WORK REQUIRED: Copy every record below exactly, leaving out any pictures.

DATA TO PROCESS:
──────

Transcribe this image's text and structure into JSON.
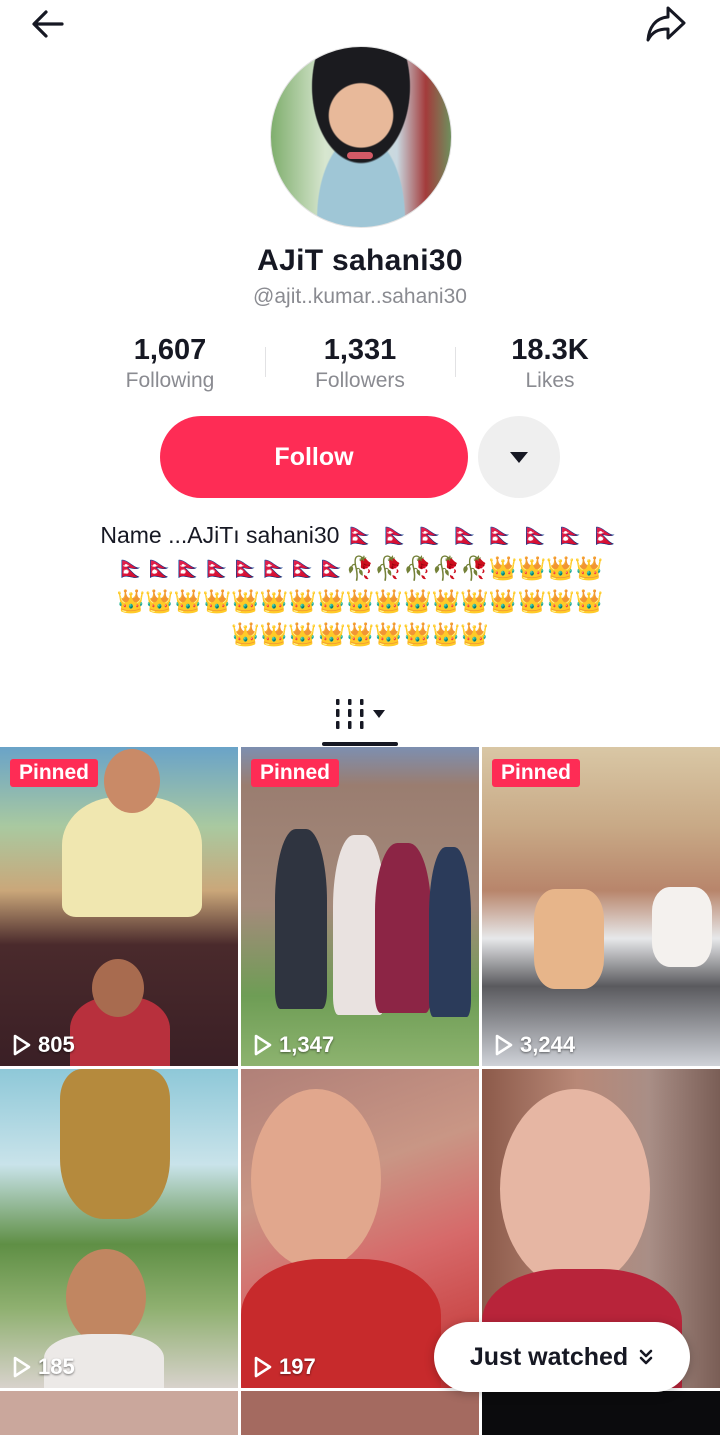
{
  "header": {
    "back_icon": "arrow-left-icon",
    "share_icon": "share-arrow-icon"
  },
  "profile": {
    "display_name": "AJiT sahani30",
    "username": "@ajit..kumar..sahani30",
    "stats": [
      {
        "value": "1,607",
        "label": "Following"
      },
      {
        "value": "1,331",
        "label": "Followers"
      },
      {
        "value": "18.3K",
        "label": "Likes"
      }
    ],
    "follow_label": "Follow",
    "more_icon": "caret-down-icon",
    "bio_line1": "Name  ...AJiTı  sahani30 🇳🇵 🇳🇵 🇳🇵 🇳🇵 🇳🇵 🇳🇵 🇳🇵 🇳🇵",
    "bio_line2": "🇳🇵🇳🇵🇳🇵🇳🇵🇳🇵🇳🇵🇳🇵🇳🇵🥀🥀🥀🥀🥀👑👑👑👑",
    "bio_line3": "👑👑👑👑👑👑👑👑👑👑👑👑👑👑👑👑👑",
    "bio_line4": "👑👑👑👑👑👑👑👑👑"
  },
  "tabs": {
    "grid_icon": "videos-grid-icon",
    "dropdown_icon": "triangle-down-icon"
  },
  "videos": [
    {
      "pinned": "Pinned",
      "views": "805"
    },
    {
      "pinned": "Pinned",
      "views": "1,347"
    },
    {
      "pinned": "Pinned",
      "views": "3,244"
    },
    {
      "views": "185"
    },
    {
      "views": "197"
    },
    {
      "views": ""
    }
  ],
  "just_watched": {
    "label": "Just watched",
    "icon": "double-chevron-down-icon"
  },
  "colors": {
    "accent": "#fe2c55",
    "text": "#161823",
    "secondary": "#8a8b91"
  }
}
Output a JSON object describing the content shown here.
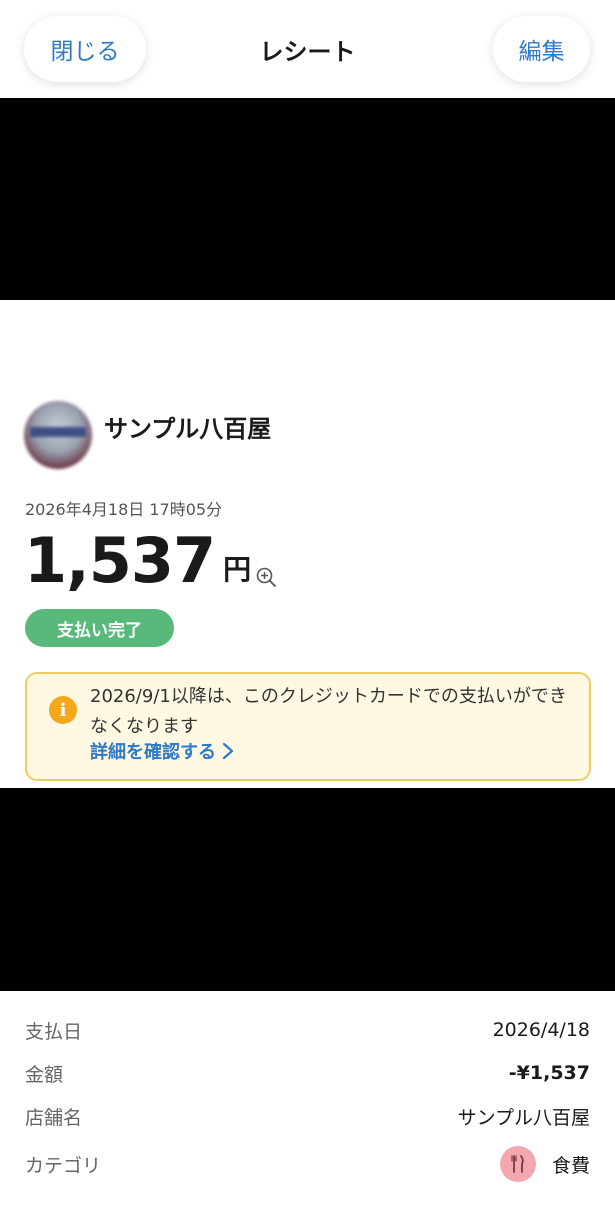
{
  "header": {
    "close_label": "閉じる",
    "title": "レシート",
    "edit_label": "編集"
  },
  "merchant": {
    "name": "サンプル八百屋",
    "datetime": "2026年4月18日 17時05分",
    "amount": "1,537",
    "currency_unit": "円",
    "status": "支払い完了"
  },
  "notice": {
    "message": "2026/9/1以降は、このクレジットカードでの支払いができなくなります",
    "link_label": "詳細を確認する"
  },
  "details": {
    "rows": [
      {
        "label": "支払日",
        "value": "2026/4/18"
      },
      {
        "label": "金額",
        "value": "-¥1,537"
      },
      {
        "label": "店舗名",
        "value": "サンプル八百屋"
      },
      {
        "label": "カテゴリ",
        "value": "食費",
        "icon": "utensils-icon"
      }
    ]
  },
  "colors": {
    "accent": "#2e79c8",
    "status_green": "#58b97a",
    "notice_background": "#fff9e4",
    "notice_border": "#efcd63",
    "info_icon": "#f5a81c",
    "category_icon_bg": "#f2a8ae"
  }
}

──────

COMPLETED EXERCISE:
Transcribe this image's text and structure into JSON.
{
  "header": {
    "back_icon": "arrow-left-icon",
    "share_icon": "share-arrow-icon"
  },
  "profile": {
    "display_name": "AJiT sahani30",
    "username": "@ajit..kumar..sahani30",
    "stats": [
      {
        "value": "1,607",
        "label": "Following"
      },
      {
        "value": "1,331",
        "label": "Followers"
      },
      {
        "value": "18.3K",
        "label": "Likes"
      }
    ],
    "follow_label": "Follow",
    "more_icon": "caret-down-icon",
    "bio_line1": "Name  ...AJiTı  sahani30 🇳🇵 🇳🇵 🇳🇵 🇳🇵 🇳🇵 🇳🇵 🇳🇵 🇳🇵",
    "bio_line2": "🇳🇵🇳🇵🇳🇵🇳🇵🇳🇵🇳🇵🇳🇵🇳🇵🥀🥀🥀🥀🥀👑👑👑👑",
    "bio_line3": "👑👑👑👑👑👑👑👑👑👑👑👑👑👑👑👑👑",
    "bio_line4": "👑👑👑👑👑👑👑👑👑"
  },
  "tabs": {
    "grid_icon": "videos-grid-icon",
    "dropdown_icon": "triangle-down-icon"
  },
  "videos": [
    {
      "pinned": "Pinned",
      "views": "805"
    },
    {
      "pinned": "Pinned",
      "views": "1,347"
    },
    {
      "pinned": "Pinned",
      "views": "3,244"
    },
    {
      "views": "185"
    },
    {
      "views": "197"
    },
    {
      "views": ""
    }
  ],
  "just_watched": {
    "label": "Just watched",
    "icon": "double-chevron-down-icon"
  },
  "colors": {
    "accent": "#fe2c55",
    "text": "#161823",
    "secondary": "#8a8b91"
  }
}
Output a JSON object describing the content shown here.
{
  "header": {
    "close_label": "閉じる",
    "title": "レシート",
    "edit_label": "編集"
  },
  "merchant": {
    "name": "サンプル八百屋",
    "datetime": "2026年4月18日 17時05分",
    "amount": "1,537",
    "currency_unit": "円",
    "status": "支払い完了"
  },
  "notice": {
    "message": "2026/9/1以降は、このクレジットカードでの支払いができなくなります",
    "link_label": "詳細を確認する"
  },
  "details": {
    "rows": [
      {
        "label": "支払日",
        "value": "2026/4/18"
      },
      {
        "label": "金額",
        "value": "-¥1,537"
      },
      {
        "label": "店舗名",
        "value": "サンプル八百屋"
      },
      {
        "label": "カテゴリ",
        "value": "食費",
        "icon": "utensils-icon"
      }
    ]
  },
  "colors": {
    "accent": "#2e79c8",
    "status_green": "#58b97a",
    "notice_background": "#fff9e4",
    "notice_border": "#efcd63",
    "info_icon": "#f5a81c",
    "category_icon_bg": "#f2a8ae"
  }
}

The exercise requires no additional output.